I took off smoothly. The helicopter kept drifting to the left. I should have landed and adjusted the trim, but decided to just keep going. I made it about halfway to the destination, but the leftward drift took the helicopter into a tabletop lamp. The crash was pretty spectacular, as parts flew in all directions.
The lamp shade looked bad, but was easy to fix. It is covered with frilly fabric, and I was able to adjust it so that the frills looked fine.
The chopper needs a little work. I broke the tail rotor into two pieces, but I already have a replacement part. The landing gear broke as well, but that gear has been breaking continuously. It's a common problem with the Ikarus Piccolo landing gear: after it breaks once, it will break on any hard landing.
So I need to balance a new tail rotor and wait for the glue on the landing gear to dry. I'll be flying again later tonight. I may move the lamp before I try.
Tuesday, March 02, 2004
Installing QNX 4
I installed QNX 4 on a machine today, for some upcoming embedded systems work. This is not the first time I've installed it, but of course I didn't take any notes the last time I did it, so it was almost a new experience.
My first hurdle was figuring out how to run the installer. The installation program runs on Windows, but the machine where I wanted to install only had Linux.
"No problem," I thought, "it's a bootable CD, so I can just boot from that". My next hurdle was the discovery that while the machine had a CD-ROM drive inside it, there were no power or data cables connected to it. And there was a good reason for that: the drive didn't have an IDE interface, but something with a whole lot more pins than any ribbon cable I could find.

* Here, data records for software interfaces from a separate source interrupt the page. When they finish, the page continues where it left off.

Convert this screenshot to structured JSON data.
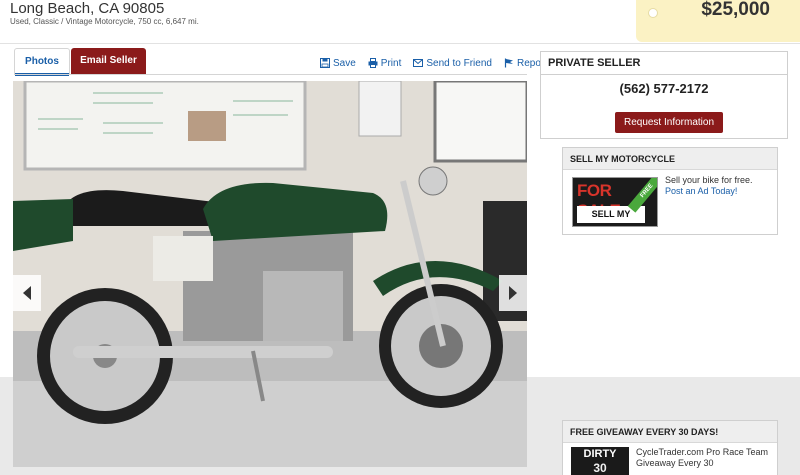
{
  "header": {
    "location": "Long Beach, CA 90805",
    "subline": "Used, Classic / Vintage Motorcycle, 750 cc, 6,647 mi.",
    "price": "$25,000"
  },
  "tabs": [
    {
      "label": "Photos",
      "active": true
    },
    {
      "label": "Email Seller",
      "active": false
    }
  ],
  "actions": [
    {
      "label": "Save",
      "icon": "save-icon"
    },
    {
      "label": "Print",
      "icon": "print-icon"
    },
    {
      "label": "Send to Friend",
      "icon": "mail-icon"
    },
    {
      "label": "Report",
      "icon": "flag-icon"
    }
  ],
  "seller": {
    "title": "PRIVATE SELLER",
    "phone": "(562) 577-2172",
    "button": "Request Information"
  },
  "sell_promo": {
    "title": "SELL MY MOTORCYCLE",
    "badge_top": "FOR SALE",
    "badge_bottom": "SELL MY CYCLE",
    "badge_ribbon": "FREE",
    "text": "Sell your bike for free.",
    "link": "Post an Ad Today!"
  },
  "giveaway": {
    "title": "FREE GIVEAWAY EVERY 30 DAYS!",
    "badge_line1": "DIRTY",
    "badge_line2": "30",
    "text": "CycleTrader.com Pro Race Team Giveaway Every 30"
  },
  "colors": {
    "accent_red": "#8b1a1a",
    "link_blue": "#1a5fa8",
    "price_tag": "#fbf2c4",
    "bike_green": "#1f4a2c"
  }
}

So I scrounged up another CD-ROM drive and plugged it in. Then it took several minutes of rebooting and cursing before I had to conclude that the ancient BIOS on that 300 MHz Pentium II machine wouldn't let one boot from the CD.
I was starting to think I'd have to install Windows on that machine just so I could run the installer for QNX. This would have been a problem, because this was a CD-ROM drive, and we only have DVDs for installing Windows. But poking through the contents of the CD, I found a .BAT file that would create a bootable floppy for installing a demo version of QNX. I didn't want a demo version, but a few more minutes of poking around (and guessing) led me to discover how to create a bootable floppy for installing the full QNX.

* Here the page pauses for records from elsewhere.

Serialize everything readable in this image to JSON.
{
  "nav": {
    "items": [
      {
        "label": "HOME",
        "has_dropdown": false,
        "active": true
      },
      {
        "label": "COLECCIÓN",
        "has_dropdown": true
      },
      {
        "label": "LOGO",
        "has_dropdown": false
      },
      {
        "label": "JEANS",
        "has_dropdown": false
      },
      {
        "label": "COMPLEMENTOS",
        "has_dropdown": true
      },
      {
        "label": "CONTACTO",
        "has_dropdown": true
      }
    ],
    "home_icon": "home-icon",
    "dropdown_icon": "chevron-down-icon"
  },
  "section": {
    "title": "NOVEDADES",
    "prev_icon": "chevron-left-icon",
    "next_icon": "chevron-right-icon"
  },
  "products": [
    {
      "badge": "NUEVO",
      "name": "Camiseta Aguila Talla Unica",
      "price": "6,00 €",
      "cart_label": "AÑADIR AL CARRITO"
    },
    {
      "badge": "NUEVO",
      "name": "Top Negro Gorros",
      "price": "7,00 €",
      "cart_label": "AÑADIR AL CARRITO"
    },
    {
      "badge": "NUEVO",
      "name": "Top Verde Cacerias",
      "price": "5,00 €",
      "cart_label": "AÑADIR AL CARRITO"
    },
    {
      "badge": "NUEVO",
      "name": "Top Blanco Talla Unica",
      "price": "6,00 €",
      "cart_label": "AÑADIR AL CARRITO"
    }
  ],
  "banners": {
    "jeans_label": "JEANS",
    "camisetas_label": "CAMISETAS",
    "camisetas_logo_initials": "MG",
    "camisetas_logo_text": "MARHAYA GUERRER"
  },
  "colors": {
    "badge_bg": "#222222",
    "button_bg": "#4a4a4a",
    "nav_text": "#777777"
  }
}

So, finally I booted the floppy and went through the QNX installation. I actually had to do this twice, because the first time I couldn't figure out how to delete all the Linux partitions to make the entire hard drive a QNX partition. But I eventually had a bootable QNX box.
The last problem was getting a working network interface. The machine (which I inherited from a recently departed colleague) had both built-in Ethernet on the motherboard and a PCI Ethernet card. I tried configuring both interfaces for DHCP and plugging both into my switch, but neither card was able to retrieve an IP address. I won't bore anyone with the details (assuming they are not thoroughly bored already), but I eventually figured out that there was no driver for the card, and removing it let the built-in Ethernet port start working. I had to give it a static IP address at first, but eventually got it doing DHCP by ignoring the nice network-configuration GUI and instead using "dhcp.client -h mymachine -i en0 &".
So it wasn't impossible, but this illustrates one of the reasons Windows is going to remain popular. I've heard people with horror stories about Windows installs, but every one I've done has been basically (a) boot with the CD, (b) follow the onscreen instructions, (c) OK, everything works. Sure, QNX is not a "consumer" operating system, and a lot of my problems were related to having ancient hardware, but still, I think it should have been easier.